Hollingsworth was given command of platoon but quickly rose through the ranks to command a regimental-size task force at the age of 26 under General Patton. He displayed great leadership under fire and his Second Armored Division was given the nickname "Hell on Wheels." Hollingsworth was credited with many victories in battle over German forces and also being the first to enter Berlin following the surrender of Germany.

 

Following WWll, he held several more important commands in various conflicts. After the war in Europe, he served in the Seventh Army while also attending the U.S. Army Command and General Staff College and the Army War College.
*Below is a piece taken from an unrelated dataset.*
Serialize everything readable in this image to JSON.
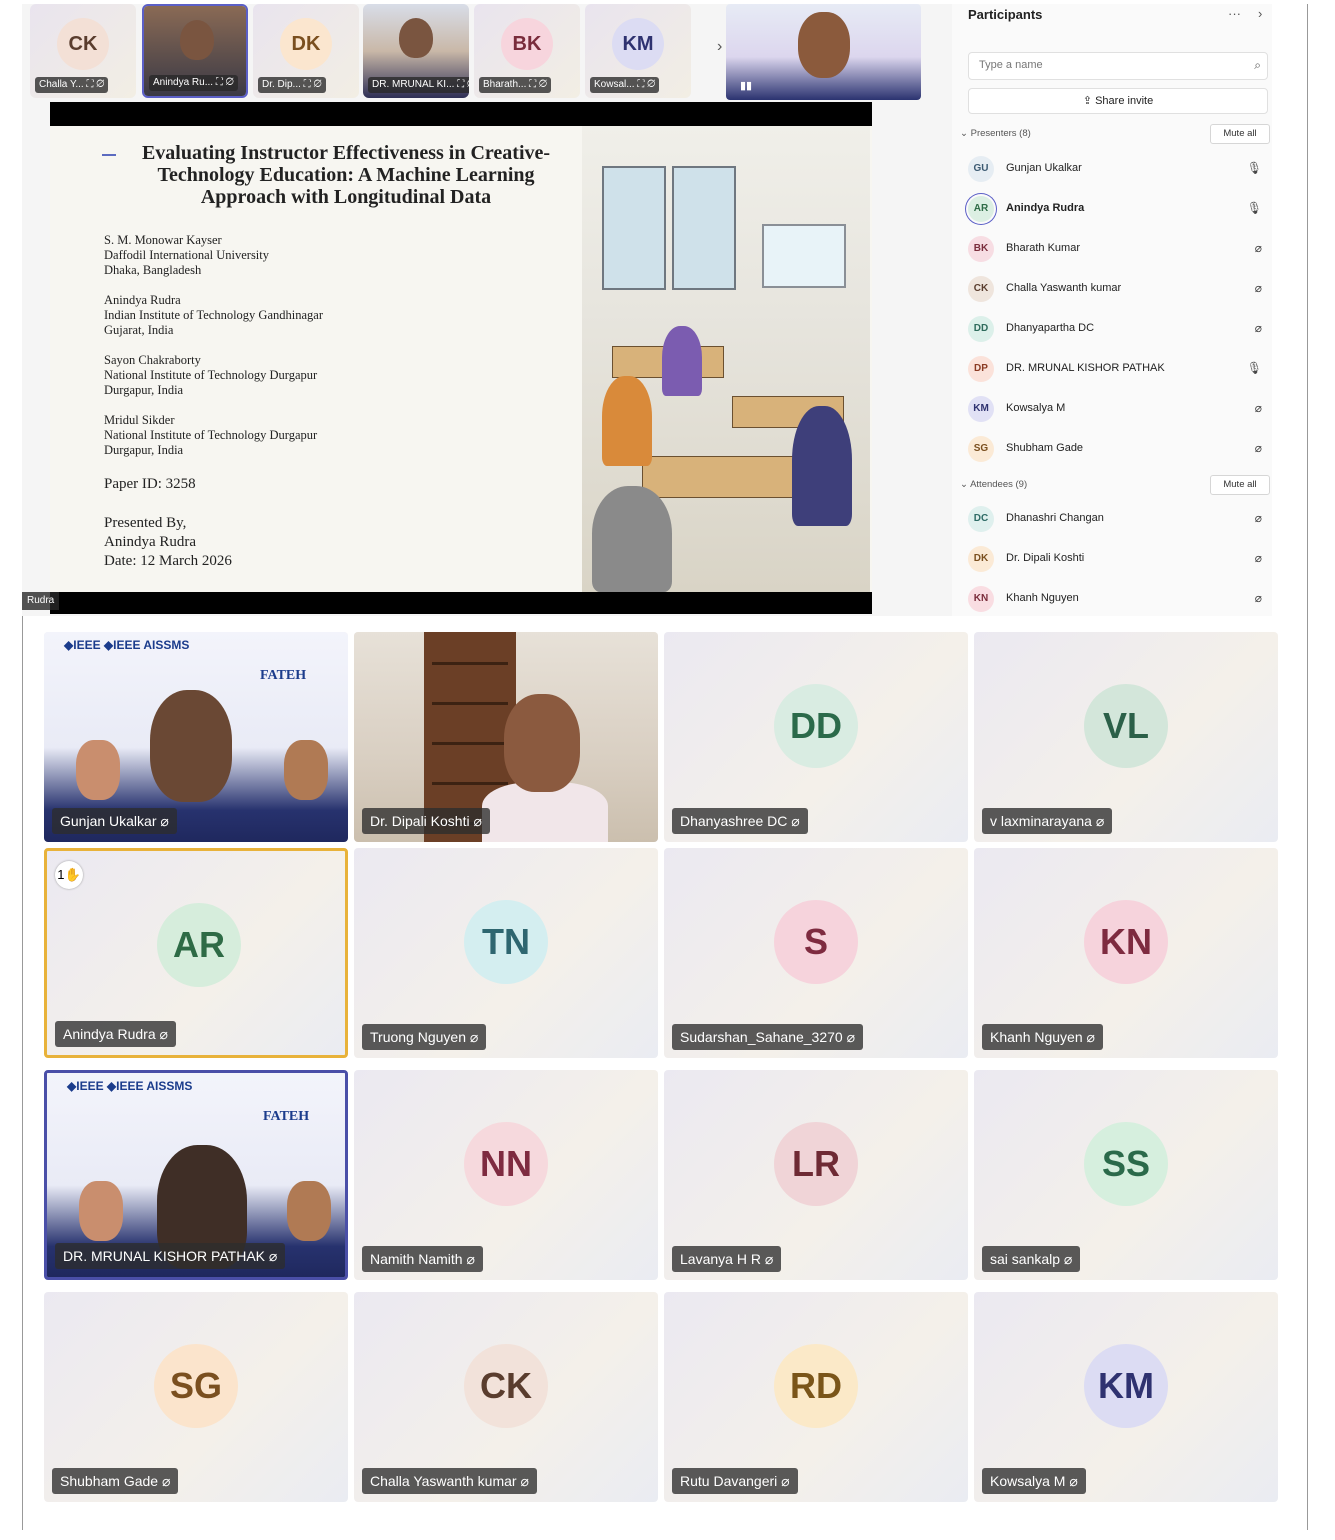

He later served in Vietnam as the division commander of the 1st Infantry Division. He earned his title of "Danger 79er" due to his merciless tactics and his front line mentality. Due to his successes in Vietnam, he was awarded two Distinguished Service Crosses for extraordinary valor in combat. After his service in Vietnam he was stationed in South Korea where he eventually retired in 1976.

 

After 36 years of service he became the Chancellor's 21st Century Council of Advisors, an Advisor to the President of Texas A&M University, and a member of the Board of Trustees at the Marine Military Academy, Harlingen, Texas.He became a demanded speaker at Universities and other organizations. He also has willed over three million dollars to Texas A&M and the Corps of Cadets. Later on, he was honored with the unveiling of his bronze statue in 1999. The inscription stated, "He was revered by his troops and feared by the enemy as a warrior who was always on the scene in times of need or at time of immense peril."3 The statue depicts him in his Army combat uniform standing on a plaque which displays his callsign Danger 79er. Hollingsworth was awarded a total of 38 Air Medals. He is the only General in the history of the United States to be awarded the nation's second highest award for valor three times (Distinguished Service Cross) and be awarded the Purple Heart six times. Hollingsworth’s life is full of achievements and accomplishments. He is crucial figure in the history of Texas due to his ability to impact those he spoke to after his service. Everybody should learn about this man simply because he was one of the most influential graduates Texas A&M has ever produced and because of his success in wartime.


[1] Hollingsworth was awarded 38 air medals along with several more, Texas A&M Corps of Cadets.

[2] Doubler Jr. asserted this in his bio of Hollingsworth

[3] Taken from his plaque next to his statue

 

"James Hollingsworth - Recipient." Military Times Hall Of Valor. Accessed March 03, 2018. https://valor.militarytimes.com/hero/7487.

"General James F. Hollingsworth." HistoryNet. February 21, 2018. Accessed March 05, 2018. http://www.historynet.com/general-james-f-hollingsworth.htm.

"LTG James Francis "Jim" Hollingsworth (1918-2010)..." (1918-2010) - Find A Grave Memorial. March 03, 2010. Accessed March 03, 2018. https://www.findagrave.com/memorial/49038305/james-francis-hollingsworth#.

"Lieutenant General James F. Hollingsworth '40." Texas A&M Corps of Cadets. Accessed March 03, 2018. https://corps.tamu.edu/portfolio-items/james-hollingsworth/.